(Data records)
======
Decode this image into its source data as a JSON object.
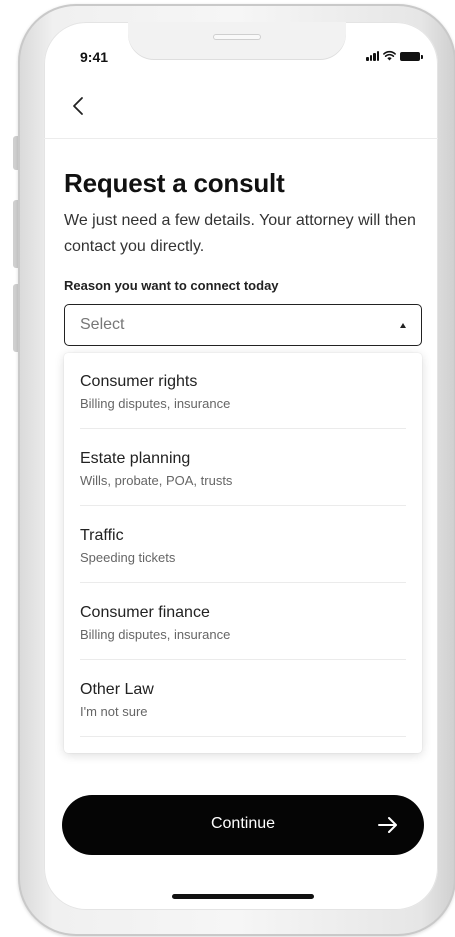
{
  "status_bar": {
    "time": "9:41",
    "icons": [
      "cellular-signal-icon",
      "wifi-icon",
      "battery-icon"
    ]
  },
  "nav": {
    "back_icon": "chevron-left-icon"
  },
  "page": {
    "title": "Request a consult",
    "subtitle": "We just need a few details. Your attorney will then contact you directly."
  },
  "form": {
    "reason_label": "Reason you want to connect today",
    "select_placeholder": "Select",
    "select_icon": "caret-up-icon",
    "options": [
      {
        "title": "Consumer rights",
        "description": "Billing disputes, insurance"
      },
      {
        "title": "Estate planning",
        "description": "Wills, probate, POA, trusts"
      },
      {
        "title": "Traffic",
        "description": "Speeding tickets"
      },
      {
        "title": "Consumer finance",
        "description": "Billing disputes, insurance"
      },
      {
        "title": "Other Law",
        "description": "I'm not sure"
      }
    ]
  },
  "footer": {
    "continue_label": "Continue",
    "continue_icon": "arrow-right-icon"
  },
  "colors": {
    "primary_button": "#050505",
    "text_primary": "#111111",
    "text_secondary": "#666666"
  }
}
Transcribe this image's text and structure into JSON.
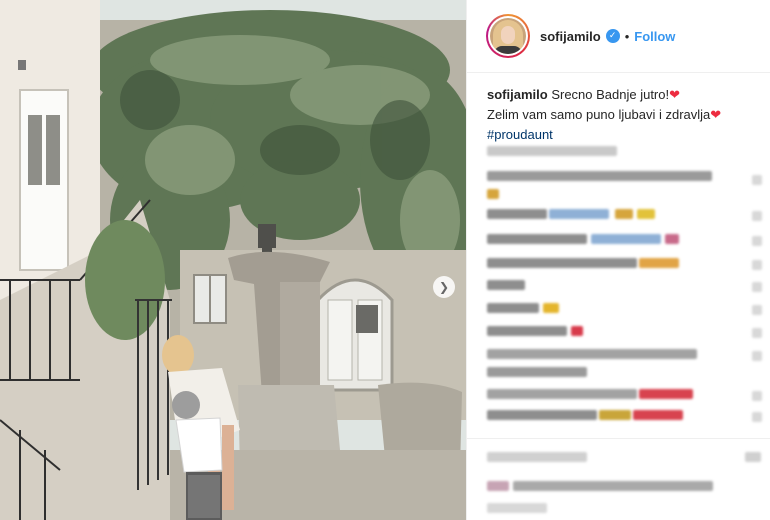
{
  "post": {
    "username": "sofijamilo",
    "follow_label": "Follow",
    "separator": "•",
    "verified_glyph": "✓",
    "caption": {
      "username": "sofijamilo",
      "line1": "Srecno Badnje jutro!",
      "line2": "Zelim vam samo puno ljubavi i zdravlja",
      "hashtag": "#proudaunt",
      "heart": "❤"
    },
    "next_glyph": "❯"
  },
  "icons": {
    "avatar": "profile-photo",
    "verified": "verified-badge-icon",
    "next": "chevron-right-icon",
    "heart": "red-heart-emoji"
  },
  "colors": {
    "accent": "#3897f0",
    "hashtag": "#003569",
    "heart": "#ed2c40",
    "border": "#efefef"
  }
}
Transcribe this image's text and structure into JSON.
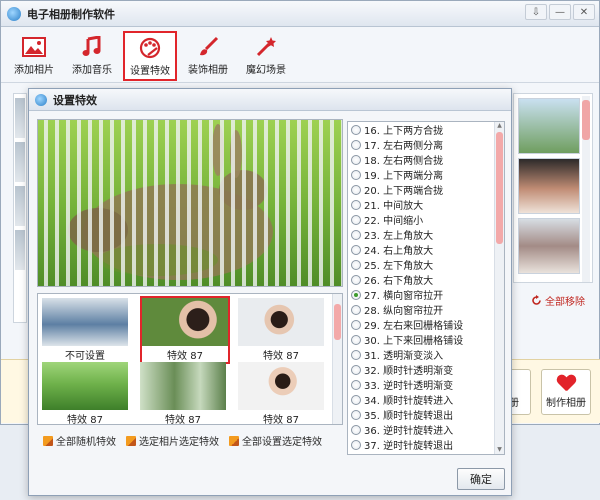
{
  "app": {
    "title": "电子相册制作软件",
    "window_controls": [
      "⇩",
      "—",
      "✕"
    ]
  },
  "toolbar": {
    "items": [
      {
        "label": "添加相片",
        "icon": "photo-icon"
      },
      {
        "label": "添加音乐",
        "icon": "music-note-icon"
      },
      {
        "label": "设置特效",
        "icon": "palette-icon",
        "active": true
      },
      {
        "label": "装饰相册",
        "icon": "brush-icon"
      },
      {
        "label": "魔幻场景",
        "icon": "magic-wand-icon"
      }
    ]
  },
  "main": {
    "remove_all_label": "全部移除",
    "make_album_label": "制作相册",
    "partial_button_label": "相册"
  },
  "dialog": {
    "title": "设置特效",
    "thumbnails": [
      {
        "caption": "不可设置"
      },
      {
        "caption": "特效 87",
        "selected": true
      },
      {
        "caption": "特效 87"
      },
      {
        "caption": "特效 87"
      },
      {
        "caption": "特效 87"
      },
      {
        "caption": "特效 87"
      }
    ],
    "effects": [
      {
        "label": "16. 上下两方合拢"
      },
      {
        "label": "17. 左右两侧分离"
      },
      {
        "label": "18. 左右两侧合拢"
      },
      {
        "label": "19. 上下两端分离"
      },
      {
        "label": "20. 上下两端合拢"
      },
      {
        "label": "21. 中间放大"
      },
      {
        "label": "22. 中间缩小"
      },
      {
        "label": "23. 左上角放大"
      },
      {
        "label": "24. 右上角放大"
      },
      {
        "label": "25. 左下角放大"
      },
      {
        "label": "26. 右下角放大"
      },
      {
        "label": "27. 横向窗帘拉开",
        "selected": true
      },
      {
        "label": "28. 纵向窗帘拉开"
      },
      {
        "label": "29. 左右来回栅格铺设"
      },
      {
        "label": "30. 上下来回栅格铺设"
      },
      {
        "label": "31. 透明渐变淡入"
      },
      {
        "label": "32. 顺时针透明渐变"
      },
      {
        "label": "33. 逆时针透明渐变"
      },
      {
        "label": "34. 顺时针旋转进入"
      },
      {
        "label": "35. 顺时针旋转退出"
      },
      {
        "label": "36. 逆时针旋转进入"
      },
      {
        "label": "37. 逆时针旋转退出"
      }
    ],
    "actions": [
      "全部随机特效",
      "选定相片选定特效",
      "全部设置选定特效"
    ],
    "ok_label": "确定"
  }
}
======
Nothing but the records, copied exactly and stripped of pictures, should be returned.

Decode this image into its source data as a JSON object.
{
  "status_bar": {
    "time": "9:41",
    "icons": [
      "cellular-signal-icon",
      "wifi-icon",
      "battery-icon"
    ]
  },
  "nav": {
    "back_icon": "chevron-left-icon"
  },
  "page": {
    "title": "Request a consult",
    "subtitle": "We just need a few details. Your attorney will then contact you directly."
  },
  "form": {
    "reason_label": "Reason you want to connect today",
    "select_placeholder": "Select",
    "select_icon": "caret-up-icon",
    "options": [
      {
        "title": "Consumer rights",
        "description": "Billing disputes, insurance"
      },
      {
        "title": "Estate planning",
        "description": "Wills, probate, POA, trusts"
      },
      {
        "title": "Traffic",
        "description": "Speeding tickets"
      },
      {
        "title": "Consumer finance",
        "description": "Billing disputes, insurance"
      },
      {
        "title": "Other Law",
        "description": "I'm not sure"
      }
    ]
  },
  "footer": {
    "continue_label": "Continue",
    "continue_icon": "arrow-right-icon"
  },
  "colors": {
    "primary_button": "#050505",
    "text_primary": "#111111",
    "text_secondary": "#666666"
  }
}
Transcribe this image's text and structure into JSON.
{
  "post": {
    "username": "sofijamilo",
    "follow_label": "Follow",
    "separator": "•",
    "verified_glyph": "✓",
    "caption": {
      "username": "sofijamilo",
      "line1": "Srecno Badnje jutro!",
      "line2": "Zelim vam samo puno ljubavi i zdravlja",
      "hashtag": "#proudaunt",
      "heart": "❤"
    },
    "next_glyph": "❯"
  },
  "icons": {
    "avatar": "profile-photo",
    "verified": "verified-badge-icon",
    "next": "chevron-right-icon",
    "heart": "red-heart-emoji"
  },
  "colors": {
    "accent": "#3897f0",
    "hashtag": "#003569",
    "heart": "#ed2c40",
    "border": "#efefef"
  }
}
Transcribe this image's text and structure into JSON.
{
  "app": {
    "title": "电子相册制作软件",
    "window_controls": [
      "⇩",
      "—",
      "✕"
    ]
  },
  "toolbar": {
    "items": [
      {
        "label": "添加相片",
        "icon": "photo-icon"
      },
      {
        "label": "添加音乐",
        "icon": "music-note-icon"
      },
      {
        "label": "设置特效",
        "icon": "palette-icon",
        "active": true
      },
      {
        "label": "装饰相册",
        "icon": "brush-icon"
      },
      {
        "label": "魔幻场景",
        "icon": "magic-wand-icon"
      }
    ]
  },
  "main": {
    "remove_all_label": "全部移除",
    "make_album_label": "制作相册",
    "partial_button_label": "相册"
  },
  "dialog": {
    "title": "设置特效",
    "thumbnails": [
      {
        "caption": "不可设置"
      },
      {
        "caption": "特效 87",
        "selected": true
      },
      {
        "caption": "特效 87"
      },
      {
        "caption": "特效 87"
      },
      {
        "caption": "特效 87"
      },
      {
        "caption": "特效 87"
      }
    ],
    "effects": [
      {
        "label": "16. 上下两方合拢"
      },
      {
        "label": "17. 左右两侧分离"
      },
      {
        "label": "18. 左右两侧合拢"
      },
      {
        "label": "19. 上下两端分离"
      },
      {
        "label": "20. 上下两端合拢"
      },
      {
        "label": "21. 中间放大"
      },
      {
        "label": "22. 中间缩小"
      },
      {
        "label": "23. 左上角放大"
      },
      {
        "label": "24. 右上角放大"
      },
      {
        "label": "25. 左下角放大"
      },
      {
        "label": "26. 右下角放大"
      },
      {
        "label": "27. 横向窗帘拉开",
        "selected": true
      },
      {
        "label": "28. 纵向窗帘拉开"
      },
      {
        "label": "29. 左右来回栅格铺设"
      },
      {
        "label": "30. 上下来回栅格铺设"
      },
      {
        "label": "31. 透明渐变淡入"
      },
      {
        "label": "32. 顺时针透明渐变"
      },
      {
        "label": "33. 逆时针透明渐变"
      },
      {
        "label": "34. 顺时针旋转进入"
      },
      {
        "label": "35. 顺时针旋转退出"
      },
      {
        "label": "36. 逆时针旋转进入"
      },
      {
        "label": "37. 逆时针旋转退出"
      }
    ],
    "actions": [
      "全部随机特效",
      "选定相片选定特效",
      "全部设置选定特效"
    ],
    "ok_label": "确定"
  }
}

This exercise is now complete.